• **WHAT THE TASK ASKS**:
Search the records below for the word "Decrypt". Pull out each line that has it.

-- SUPPLIED ENTRIES follows --

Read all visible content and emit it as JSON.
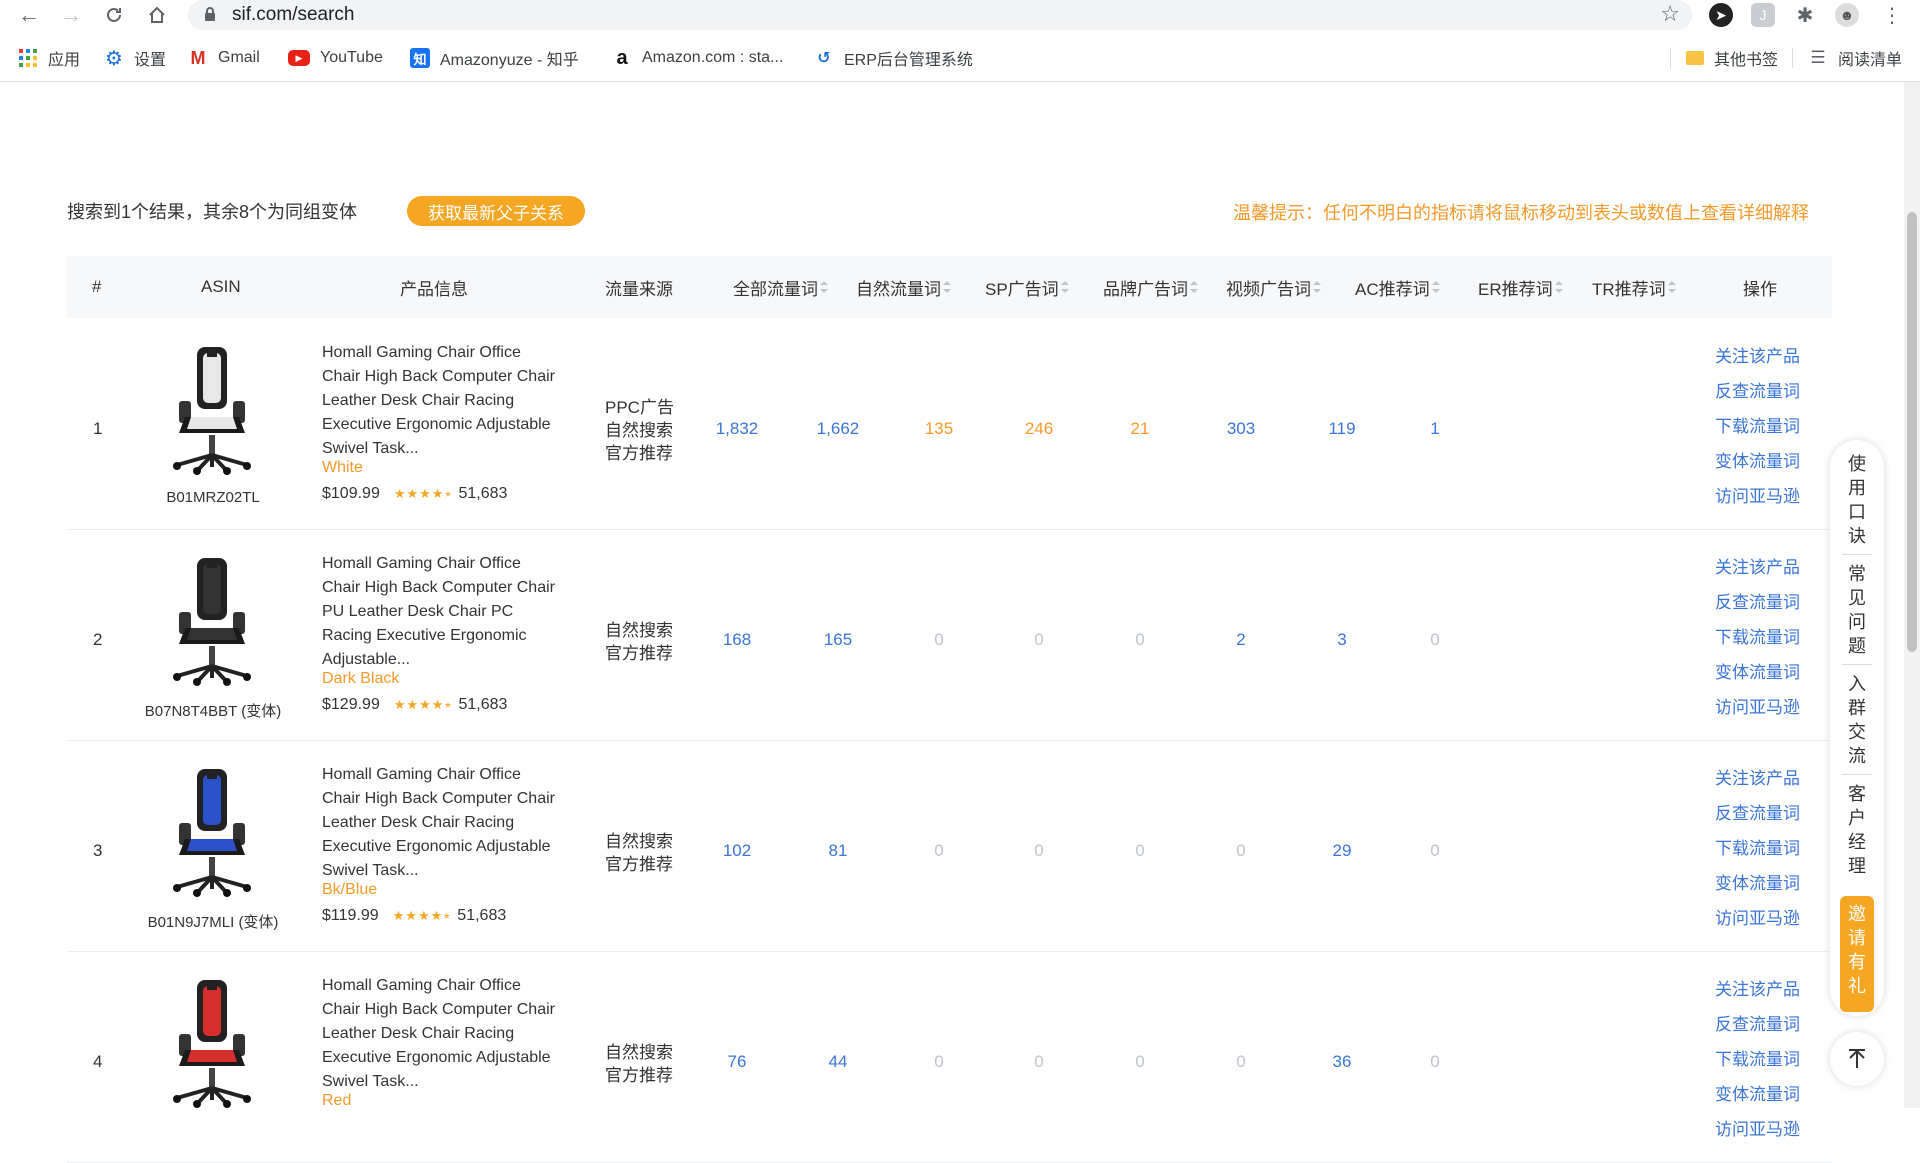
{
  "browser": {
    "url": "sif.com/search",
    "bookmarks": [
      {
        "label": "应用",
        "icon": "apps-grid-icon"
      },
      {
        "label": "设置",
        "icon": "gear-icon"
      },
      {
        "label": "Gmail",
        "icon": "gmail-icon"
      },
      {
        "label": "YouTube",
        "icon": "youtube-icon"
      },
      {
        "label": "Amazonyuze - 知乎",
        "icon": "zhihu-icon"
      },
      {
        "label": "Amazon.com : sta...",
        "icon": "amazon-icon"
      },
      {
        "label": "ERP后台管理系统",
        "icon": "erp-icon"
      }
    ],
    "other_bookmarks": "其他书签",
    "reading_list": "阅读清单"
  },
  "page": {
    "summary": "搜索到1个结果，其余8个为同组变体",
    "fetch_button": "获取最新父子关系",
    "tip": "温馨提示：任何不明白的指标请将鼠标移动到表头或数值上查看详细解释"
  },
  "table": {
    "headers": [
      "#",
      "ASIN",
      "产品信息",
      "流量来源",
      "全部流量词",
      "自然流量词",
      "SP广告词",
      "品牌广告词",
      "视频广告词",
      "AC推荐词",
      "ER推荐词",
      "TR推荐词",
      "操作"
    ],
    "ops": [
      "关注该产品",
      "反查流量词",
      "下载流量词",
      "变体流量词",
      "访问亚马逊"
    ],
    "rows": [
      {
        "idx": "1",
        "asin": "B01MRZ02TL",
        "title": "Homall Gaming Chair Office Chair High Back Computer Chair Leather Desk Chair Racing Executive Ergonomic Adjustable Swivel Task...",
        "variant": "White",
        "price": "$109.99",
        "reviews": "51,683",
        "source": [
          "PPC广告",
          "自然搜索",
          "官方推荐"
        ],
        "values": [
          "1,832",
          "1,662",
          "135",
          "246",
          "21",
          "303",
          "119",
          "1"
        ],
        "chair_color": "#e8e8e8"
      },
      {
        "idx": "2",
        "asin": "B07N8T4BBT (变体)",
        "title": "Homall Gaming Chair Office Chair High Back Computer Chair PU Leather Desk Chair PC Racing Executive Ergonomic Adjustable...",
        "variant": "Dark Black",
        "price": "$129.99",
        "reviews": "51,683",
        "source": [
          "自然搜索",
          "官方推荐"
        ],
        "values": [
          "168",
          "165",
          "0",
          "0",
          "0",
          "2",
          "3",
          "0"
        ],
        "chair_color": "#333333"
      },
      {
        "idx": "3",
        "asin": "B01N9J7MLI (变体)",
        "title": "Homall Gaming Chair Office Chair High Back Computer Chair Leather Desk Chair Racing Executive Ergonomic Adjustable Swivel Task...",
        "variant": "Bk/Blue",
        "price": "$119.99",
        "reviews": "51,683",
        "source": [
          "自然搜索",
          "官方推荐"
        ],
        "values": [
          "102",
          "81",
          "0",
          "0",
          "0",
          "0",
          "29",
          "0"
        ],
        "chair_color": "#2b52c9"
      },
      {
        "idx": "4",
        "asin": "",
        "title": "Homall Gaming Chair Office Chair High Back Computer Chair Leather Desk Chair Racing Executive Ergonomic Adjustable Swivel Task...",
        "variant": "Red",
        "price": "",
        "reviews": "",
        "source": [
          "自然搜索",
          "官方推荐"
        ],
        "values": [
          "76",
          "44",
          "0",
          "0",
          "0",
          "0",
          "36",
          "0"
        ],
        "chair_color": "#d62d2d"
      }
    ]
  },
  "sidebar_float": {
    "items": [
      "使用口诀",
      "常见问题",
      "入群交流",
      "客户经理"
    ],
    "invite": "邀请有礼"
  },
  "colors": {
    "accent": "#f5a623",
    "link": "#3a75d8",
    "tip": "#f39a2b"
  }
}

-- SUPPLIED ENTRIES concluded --
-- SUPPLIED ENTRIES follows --

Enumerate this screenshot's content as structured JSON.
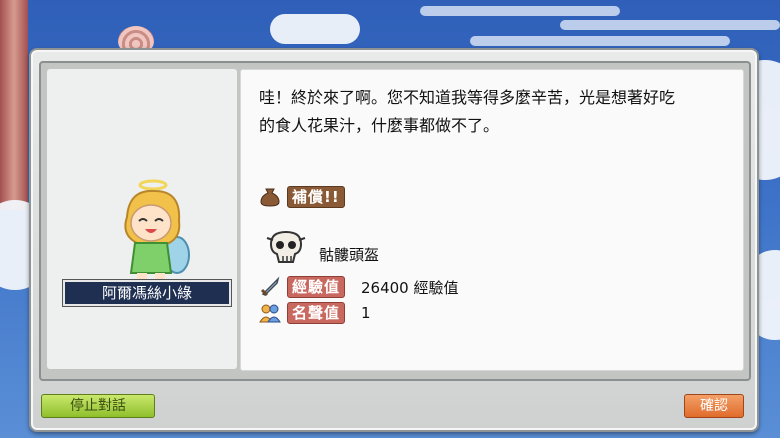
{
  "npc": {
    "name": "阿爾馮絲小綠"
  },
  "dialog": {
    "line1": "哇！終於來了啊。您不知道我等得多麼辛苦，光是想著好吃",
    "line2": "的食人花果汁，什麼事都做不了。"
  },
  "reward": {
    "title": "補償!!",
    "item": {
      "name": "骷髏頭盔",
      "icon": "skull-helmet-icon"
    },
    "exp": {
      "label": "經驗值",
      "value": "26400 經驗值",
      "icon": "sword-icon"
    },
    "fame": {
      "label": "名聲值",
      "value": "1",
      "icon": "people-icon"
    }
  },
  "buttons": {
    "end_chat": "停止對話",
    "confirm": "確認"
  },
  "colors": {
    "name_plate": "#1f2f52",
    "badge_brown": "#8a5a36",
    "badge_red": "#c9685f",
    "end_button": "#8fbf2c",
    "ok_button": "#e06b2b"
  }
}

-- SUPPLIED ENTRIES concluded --
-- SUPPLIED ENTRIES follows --

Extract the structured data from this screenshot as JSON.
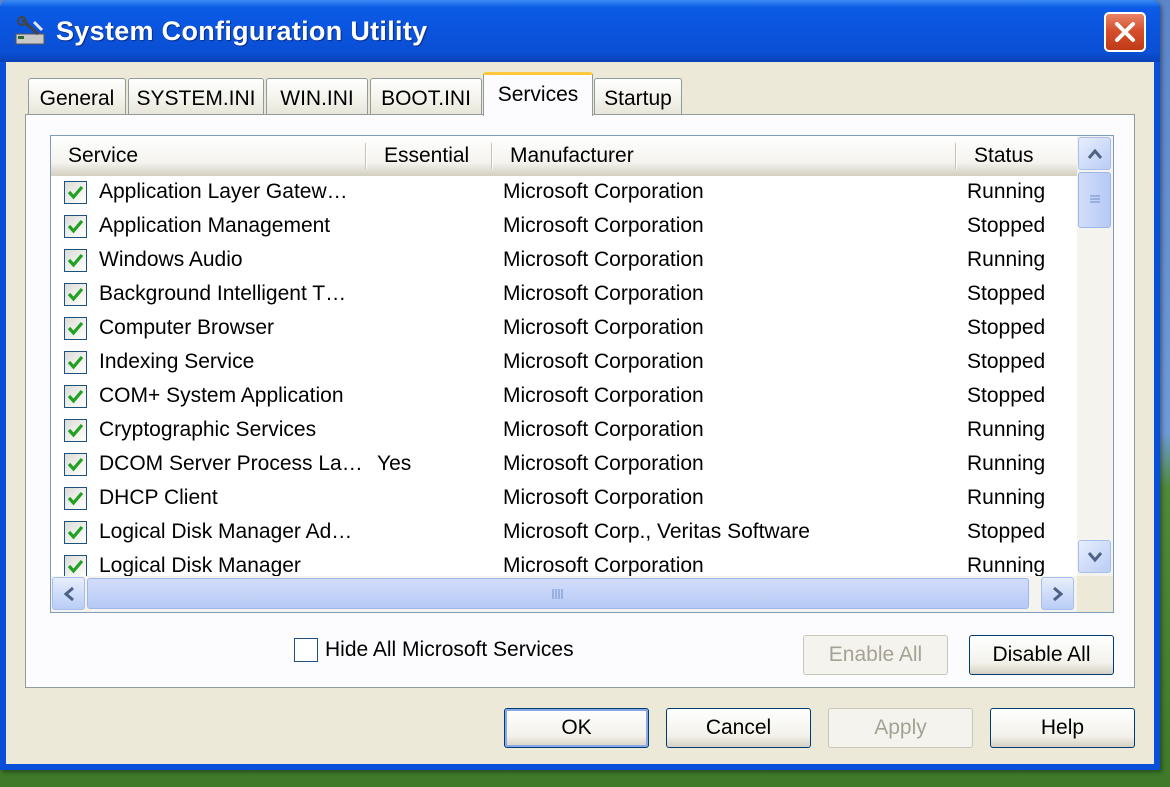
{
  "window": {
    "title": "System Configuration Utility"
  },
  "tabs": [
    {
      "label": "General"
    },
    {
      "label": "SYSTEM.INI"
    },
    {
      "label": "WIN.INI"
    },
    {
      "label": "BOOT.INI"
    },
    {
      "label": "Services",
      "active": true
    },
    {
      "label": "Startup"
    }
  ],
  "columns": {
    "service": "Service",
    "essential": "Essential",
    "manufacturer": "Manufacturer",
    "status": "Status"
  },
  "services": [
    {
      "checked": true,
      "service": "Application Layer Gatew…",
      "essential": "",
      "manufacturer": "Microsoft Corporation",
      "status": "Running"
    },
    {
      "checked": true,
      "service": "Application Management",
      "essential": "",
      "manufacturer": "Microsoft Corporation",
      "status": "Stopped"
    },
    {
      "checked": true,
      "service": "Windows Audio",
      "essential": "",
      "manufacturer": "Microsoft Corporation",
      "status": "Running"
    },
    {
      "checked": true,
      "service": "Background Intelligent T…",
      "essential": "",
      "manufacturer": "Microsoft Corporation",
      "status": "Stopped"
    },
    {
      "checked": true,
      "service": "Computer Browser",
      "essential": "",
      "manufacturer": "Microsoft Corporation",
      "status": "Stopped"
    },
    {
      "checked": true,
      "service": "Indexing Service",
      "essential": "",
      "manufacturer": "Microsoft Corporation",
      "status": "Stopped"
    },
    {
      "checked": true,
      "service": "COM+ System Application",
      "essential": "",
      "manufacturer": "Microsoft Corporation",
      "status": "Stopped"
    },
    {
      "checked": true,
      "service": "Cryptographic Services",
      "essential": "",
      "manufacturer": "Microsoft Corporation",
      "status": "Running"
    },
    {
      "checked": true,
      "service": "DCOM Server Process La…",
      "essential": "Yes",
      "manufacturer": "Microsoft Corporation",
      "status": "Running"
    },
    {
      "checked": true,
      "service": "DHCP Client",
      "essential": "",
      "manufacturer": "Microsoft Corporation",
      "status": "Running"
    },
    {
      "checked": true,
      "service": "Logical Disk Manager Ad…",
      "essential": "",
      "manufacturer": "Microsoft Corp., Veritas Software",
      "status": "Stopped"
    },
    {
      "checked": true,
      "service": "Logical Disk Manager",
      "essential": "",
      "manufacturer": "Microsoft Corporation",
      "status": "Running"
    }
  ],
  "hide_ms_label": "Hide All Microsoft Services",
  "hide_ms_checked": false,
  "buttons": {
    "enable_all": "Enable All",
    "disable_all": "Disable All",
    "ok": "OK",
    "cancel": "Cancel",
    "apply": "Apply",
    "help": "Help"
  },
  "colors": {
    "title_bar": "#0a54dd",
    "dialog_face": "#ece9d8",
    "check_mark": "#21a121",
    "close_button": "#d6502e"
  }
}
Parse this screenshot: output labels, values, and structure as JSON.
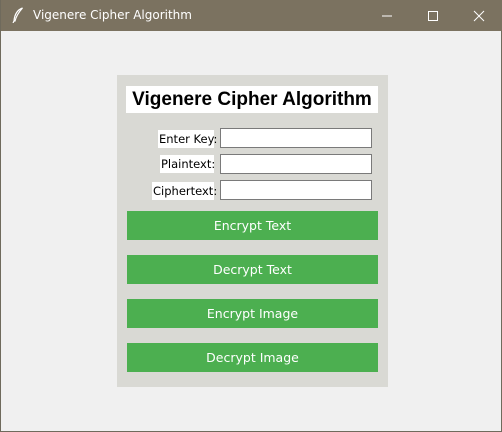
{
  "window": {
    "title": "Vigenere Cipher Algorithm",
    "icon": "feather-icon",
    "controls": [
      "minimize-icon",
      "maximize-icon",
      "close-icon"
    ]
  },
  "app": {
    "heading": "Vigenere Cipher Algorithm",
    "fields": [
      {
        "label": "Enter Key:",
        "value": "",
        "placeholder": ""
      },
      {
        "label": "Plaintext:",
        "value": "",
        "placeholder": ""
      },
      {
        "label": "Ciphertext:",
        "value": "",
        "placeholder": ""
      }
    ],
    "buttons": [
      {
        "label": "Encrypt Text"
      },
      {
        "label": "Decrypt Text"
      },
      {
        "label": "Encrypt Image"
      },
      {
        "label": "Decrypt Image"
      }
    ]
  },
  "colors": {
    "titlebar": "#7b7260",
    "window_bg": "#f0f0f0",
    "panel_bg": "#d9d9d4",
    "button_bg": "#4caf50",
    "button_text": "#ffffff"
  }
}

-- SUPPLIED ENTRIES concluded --

• **ANSWER SECTION**:
        "label": "Decrypt Text"
        "label": "Decrypt Image"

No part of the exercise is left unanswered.